Provide a way for people to submit accessibility requests for your events

This is something that Feminist Oasis has not been doing, and we commit to do going forward — explicitly stating in every event description that we welcome and will do our best to accommodate any accessibility requests. We also plan to create an email address specifically for these requests, an “access@” email to underscore that this is a priority for us. While we do our best to caption videos, provide amplification for speakers, etc., going the extra step to let people know that if they have a specific request, we want to accommodate it, is important. If you organize events, consider adding this to your event descriptions! It costs you nothing, and can mean the difference between a person with accessibility needs feeling welcome or not at your event.

Consider wheelchair and limited mobility access at locations

Most official event venues are legally required to be accessible to folks in wheelchairs, but you may need to do some creative thinking if you’re using a location that isn’t a commercially-zoned event space or office. Another example of thinking about accessibility was a recent TEDx event I organized — during a feedback session it was brought up that it would have been more accessible if we’d put handrails on our stairs leading up onstage for our post-event after-party. There was a ramp accessible on request, but thinking beyond wheelchairs to include considering folks who might be older or less physically comfortable with stairs without a railing was not a consideration you may always think about.

Allow space for community agreements for mental health, emotional or sensory requests

At #FeministsWafflesWork we start each session with introductions and then community agreements, where we welcome any requests for how we all show up. This can include requests to not talk about certain triggering topics or news items, sensory requests, etc.

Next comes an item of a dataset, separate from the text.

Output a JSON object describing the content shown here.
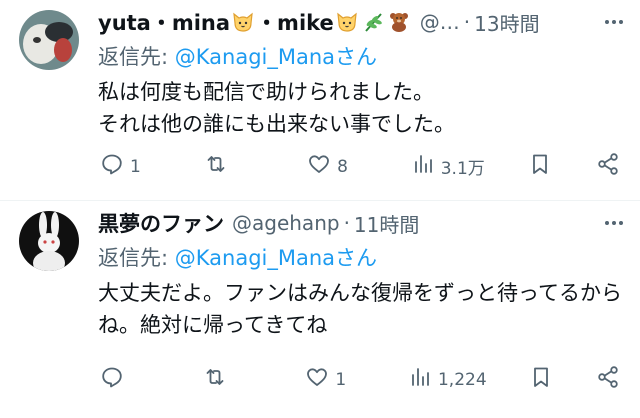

If you’re having a tough mental health day, month or year, or if you have mental and emotional disabilities, creating space to welcome any community agreement requests can be what makes the difference for you being able to show up and fully participate in an experience.

Consider women with disabilities when talking about feminist issues like bodily autonomy and reproductive justice

The broader issue of accessibility is a consideration of particular significance to those of us who call ourselves feminists. There is a danger of forgetting our sisters with disabilities when we talk about reproductive justice, bodily autonomy and rights over our own bodies. As Lucy Webster wrote in an article on feminism and disabilities for Buzzfeed: “So much of modern feminism relies on the ideal of female bodies that work as expected. For me and lots of other disabled people, that’s a model we simply don’t fit.” Something to keep in mind as we work together towards a more equitable world!

We know there are many, many more ways that accessibility for disabled folks can be addressed through our work. Please comment below with additional considerations that you have thought about in your own work, or that you would like us all to consider in ours!